An Improved Vibration of the Atmosphere: The Van Meyers Live at Calapooia Brewing
A self styled “atmospheric trip to the edge of philosophical musical renditions,” the Van Meyers took to the stage Saturday night at the Calapoolia Brewery, in Albany. Core members Kevin Van Walk on percussion and Doug Meyers on guitar were joined onstage by trumpeter/keyboardist Rob Birdwell and guitarist/lyricist John Campbell.
The show began almost imperceptibly, like the first amphibian tentatively rising out of the primordial morass to explore land. Rob’s keyboard oozed ethereal tones, to which Doug sparsely interspersed slow, lingering notes. John and Kevin drifted into position, contributing aural layers to the evolving soundscape, as Rob began deliberately piercing the veil with his horn.
John soon added lyrics, evoking, among other things, his favorite Chinese character. His deep baritone melted into the soundscape as an almost instrumental accompaniment. The song soon evolved into something new, Doug’s grooving riff enveloping Kevin, eyes closed, body rhythmically swaying as he tapped out complex percussion. Rob filled open spaces with his horn, and John joined in, rounding out the sonic electricity with his guitar.
With the wide eyed enthusiasm of a kid playing with favorite toys, Kevin, ever the percussive chameleon, instinctively plucked from a panoply of percussion instruments piled beside him, each new toy atheistically altering the tenor of the backbeat, while his aural co-conspirators grooved along fearlessly.

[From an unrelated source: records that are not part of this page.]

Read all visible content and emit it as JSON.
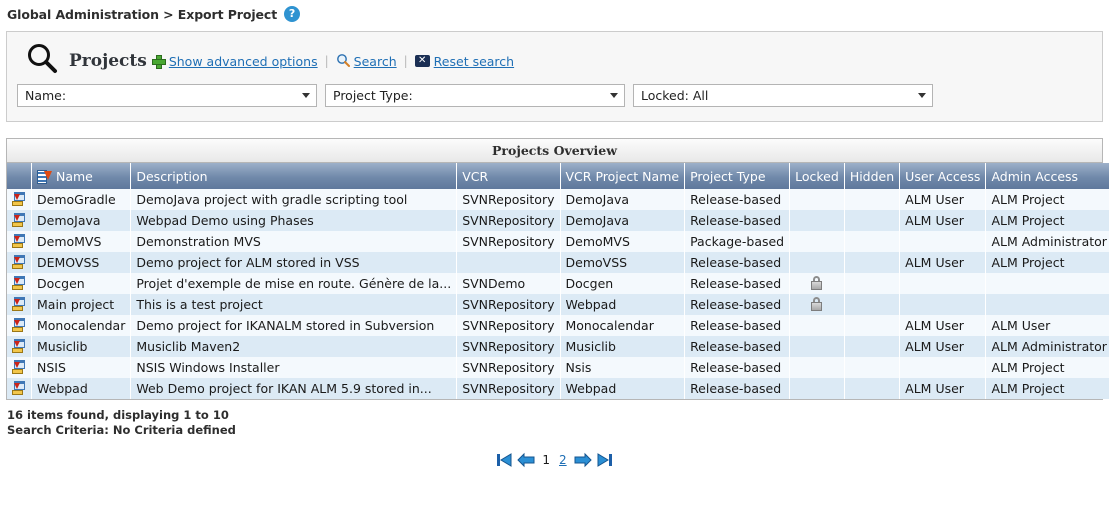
{
  "breadcrumb": {
    "text": "Global Administration > Export Project",
    "help_icon": "help-circle-icon",
    "help_glyph": "?"
  },
  "search_panel": {
    "heading": "Projects",
    "magnifier_icon": "search-magnifier-icon",
    "links": [
      {
        "label": "Show advanced options",
        "icon": "plus-icon"
      },
      {
        "label": "Search",
        "icon": "search-icon"
      },
      {
        "label": "Reset search",
        "icon": "reset-x-icon"
      }
    ],
    "separator": "|",
    "filters": [
      {
        "name": "name-filter",
        "value": "Name:"
      },
      {
        "name": "project-type-filter",
        "value": "Project Type:"
      },
      {
        "name": "locked-filter",
        "value": "Locked: All"
      }
    ]
  },
  "overview": {
    "title": "Projects Overview",
    "sort_icon": "sort-descending-icon",
    "row_icon": "export-project-icon",
    "lock_icon": "locked-padlock-icon",
    "columns": [
      "Name",
      "Description",
      "VCR",
      "VCR Project Name",
      "Project Type",
      "Locked",
      "Hidden",
      "User Access",
      "Admin Access"
    ],
    "rows": [
      {
        "name": "DemoGradle",
        "description": "DemoJava project with gradle scripting tool",
        "vcr": "SVNRepository",
        "vcr_project_name": "DemoJava",
        "project_type": "Release-based",
        "locked": false,
        "hidden": "",
        "user_access": "ALM User",
        "admin_access": "ALM Project"
      },
      {
        "name": "DemoJava",
        "description": "Webpad Demo using Phases",
        "vcr": "SVNRepository",
        "vcr_project_name": "DemoJava",
        "project_type": "Release-based",
        "locked": false,
        "hidden": "",
        "user_access": "ALM User",
        "admin_access": "ALM Project"
      },
      {
        "name": "DemoMVS",
        "description": "Demonstration MVS",
        "vcr": "SVNRepository",
        "vcr_project_name": "DemoMVS",
        "project_type": "Package-based",
        "locked": false,
        "hidden": "",
        "user_access": "",
        "admin_access": "ALM Administrator"
      },
      {
        "name": "DEMOVSS",
        "description": "Demo project for ALM stored in VSS",
        "vcr": "",
        "vcr_project_name": "DemoVSS",
        "project_type": "Release-based",
        "locked": false,
        "hidden": "",
        "user_access": "ALM User",
        "admin_access": "ALM Project"
      },
      {
        "name": "Docgen",
        "description": "Projet d'exemple de mise en route. Génère de la...",
        "vcr": "SVNDemo",
        "vcr_project_name": "Docgen",
        "project_type": "Release-based",
        "locked": true,
        "hidden": "",
        "user_access": "",
        "admin_access": ""
      },
      {
        "name": "Main project",
        "description": "This is a test project",
        "vcr": "SVNRepository",
        "vcr_project_name": "Webpad",
        "project_type": "Release-based",
        "locked": true,
        "hidden": "",
        "user_access": "",
        "admin_access": ""
      },
      {
        "name": "Monocalendar",
        "description": "Demo project for IKANALM stored in Subversion",
        "vcr": "SVNRepository",
        "vcr_project_name": "Monocalendar",
        "project_type": "Release-based",
        "locked": false,
        "hidden": "",
        "user_access": "ALM User",
        "admin_access": "ALM User"
      },
      {
        "name": "Musiclib",
        "description": "Musiclib Maven2",
        "vcr": "SVNRepository",
        "vcr_project_name": "Musiclib",
        "project_type": "Release-based",
        "locked": false,
        "hidden": "",
        "user_access": "ALM User",
        "admin_access": "ALM Administrator"
      },
      {
        "name": "NSIS",
        "description": "NSIS Windows Installer",
        "vcr": "SVNRepository",
        "vcr_project_name": "Nsis",
        "project_type": "Release-based",
        "locked": false,
        "hidden": "",
        "user_access": "",
        "admin_access": "ALM Project"
      },
      {
        "name": "Webpad",
        "description": "Web Demo project for IKAN ALM 5.9 stored in...",
        "vcr": "SVNRepository",
        "vcr_project_name": "Webpad",
        "project_type": "Release-based",
        "locked": false,
        "hidden": "",
        "user_access": "ALM User",
        "admin_access": "ALM Project"
      }
    ]
  },
  "footer": {
    "items_found": "16 items found, displaying 1 to 10",
    "search_criteria": "Search Criteria: No Criteria defined",
    "pagination": {
      "first_icon": "first-page-icon",
      "prev_icon": "previous-page-icon",
      "next_icon": "next-page-icon",
      "last_icon": "last-page-icon",
      "pages": [
        {
          "label": "1",
          "current": true
        },
        {
          "label": "2",
          "current": false
        }
      ]
    }
  },
  "colors": {
    "link": "#1f6fb5",
    "header_gradient_top": "#9db0c9",
    "header_gradient_bottom": "#5f789c",
    "row_odd": "#f4f9fd",
    "row_even": "#dceaf5",
    "help_blue": "#2f93d1"
  }
}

He alternated, seemingly on a whim, between using sticks, mallets, brushes or his hands to pound out the groove, at one point slowly dragging a drumstick along the surface of his cymbal, evoking an eerie, otherworldly effect.
There were no “songs” per se, more of a metaphysical teleportation between musical themes. Often impossible to know where one ended and another began, the groovy, harmonious vibrations were somewhat reminiscent of the longform “Space” jams the Grateful Dead often delved into mid-set, where all musical rules and boundaries were set aside, musicians melodically altering the atmosphere.
There was no net, nor did they need one. Some people won’t “get it”, too attached they are to pop hooks, recognizable themes and traditional musical mores.
Mid-set, Rob turned on a drum machine, and the guys responded accordingly, dancing melodies around, between and beyond the structured beat. Divided more into segments than songs, one of the last pieces of the night had an almost pop jazz structure, more upbeat, with a faster tempo and distinct melody.
The show ended much as it began, with the players putting down their instruments one by one, John walking away from the stage still playing a kazoo, Rob’s keyboard automatically reverberating final phrases, as Kevin tapped slowly on a hand held cymbal, like a Chinese gong, until the last note reverberated effortlessly into the ether, and all our ears could hear was air.